### [What you should do]
Could you please return each line of the data that has the word "Degree"?

### [Records provided]

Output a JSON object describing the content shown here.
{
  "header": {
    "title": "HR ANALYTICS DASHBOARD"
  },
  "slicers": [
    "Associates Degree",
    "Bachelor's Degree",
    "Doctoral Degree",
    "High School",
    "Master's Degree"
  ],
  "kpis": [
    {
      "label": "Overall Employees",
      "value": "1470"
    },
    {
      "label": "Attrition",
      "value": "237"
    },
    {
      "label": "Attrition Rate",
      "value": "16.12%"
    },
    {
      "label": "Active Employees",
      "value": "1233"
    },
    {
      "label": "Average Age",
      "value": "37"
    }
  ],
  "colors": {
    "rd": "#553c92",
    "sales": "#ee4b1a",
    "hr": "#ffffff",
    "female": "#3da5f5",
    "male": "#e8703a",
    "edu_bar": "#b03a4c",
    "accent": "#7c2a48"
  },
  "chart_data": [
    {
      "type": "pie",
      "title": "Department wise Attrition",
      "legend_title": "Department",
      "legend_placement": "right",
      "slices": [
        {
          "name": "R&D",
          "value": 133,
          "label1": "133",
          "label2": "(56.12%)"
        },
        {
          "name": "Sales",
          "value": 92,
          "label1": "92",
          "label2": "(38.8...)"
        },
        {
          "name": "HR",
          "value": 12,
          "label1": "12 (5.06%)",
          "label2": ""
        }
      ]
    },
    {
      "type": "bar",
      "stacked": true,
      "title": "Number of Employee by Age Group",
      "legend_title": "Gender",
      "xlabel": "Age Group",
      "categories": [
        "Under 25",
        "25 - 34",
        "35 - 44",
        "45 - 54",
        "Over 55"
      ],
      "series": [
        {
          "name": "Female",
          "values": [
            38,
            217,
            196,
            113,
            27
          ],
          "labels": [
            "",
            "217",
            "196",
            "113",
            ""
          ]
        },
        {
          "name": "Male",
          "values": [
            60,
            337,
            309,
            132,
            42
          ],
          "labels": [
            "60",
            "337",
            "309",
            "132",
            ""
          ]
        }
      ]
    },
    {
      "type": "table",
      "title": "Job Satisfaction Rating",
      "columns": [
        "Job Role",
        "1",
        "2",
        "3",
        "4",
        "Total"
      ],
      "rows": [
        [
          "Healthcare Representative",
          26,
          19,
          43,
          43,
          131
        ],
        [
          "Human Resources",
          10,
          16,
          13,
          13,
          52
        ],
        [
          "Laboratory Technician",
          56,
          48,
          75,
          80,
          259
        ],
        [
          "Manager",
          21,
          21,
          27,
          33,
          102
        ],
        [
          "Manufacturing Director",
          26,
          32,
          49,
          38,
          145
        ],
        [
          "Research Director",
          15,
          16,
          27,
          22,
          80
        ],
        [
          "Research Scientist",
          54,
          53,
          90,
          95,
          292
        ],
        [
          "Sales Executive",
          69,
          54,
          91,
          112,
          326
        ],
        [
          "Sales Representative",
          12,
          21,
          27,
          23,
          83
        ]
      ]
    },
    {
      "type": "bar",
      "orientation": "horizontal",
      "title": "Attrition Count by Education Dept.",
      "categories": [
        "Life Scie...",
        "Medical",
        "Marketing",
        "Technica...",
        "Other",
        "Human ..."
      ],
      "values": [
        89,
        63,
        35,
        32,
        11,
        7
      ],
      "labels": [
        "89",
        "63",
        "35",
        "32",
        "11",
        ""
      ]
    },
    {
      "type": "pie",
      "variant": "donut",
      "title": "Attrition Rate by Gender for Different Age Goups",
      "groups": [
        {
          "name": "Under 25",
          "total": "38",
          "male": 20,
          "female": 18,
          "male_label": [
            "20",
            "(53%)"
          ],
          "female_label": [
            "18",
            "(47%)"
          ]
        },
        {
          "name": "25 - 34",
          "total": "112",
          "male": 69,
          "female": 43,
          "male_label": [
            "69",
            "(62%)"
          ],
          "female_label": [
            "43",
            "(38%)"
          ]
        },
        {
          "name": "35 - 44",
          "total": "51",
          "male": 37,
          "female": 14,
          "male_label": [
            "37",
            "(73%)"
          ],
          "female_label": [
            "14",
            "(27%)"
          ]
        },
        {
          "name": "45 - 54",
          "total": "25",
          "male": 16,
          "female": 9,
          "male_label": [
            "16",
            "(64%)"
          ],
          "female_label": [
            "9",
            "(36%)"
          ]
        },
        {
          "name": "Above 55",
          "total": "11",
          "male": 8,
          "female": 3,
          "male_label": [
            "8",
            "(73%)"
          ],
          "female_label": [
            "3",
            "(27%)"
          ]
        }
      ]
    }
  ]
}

### [Output]
    "Associates Degree",
    "Bachelor's Degree",
    "Doctoral Degree",
    "Master's Degree"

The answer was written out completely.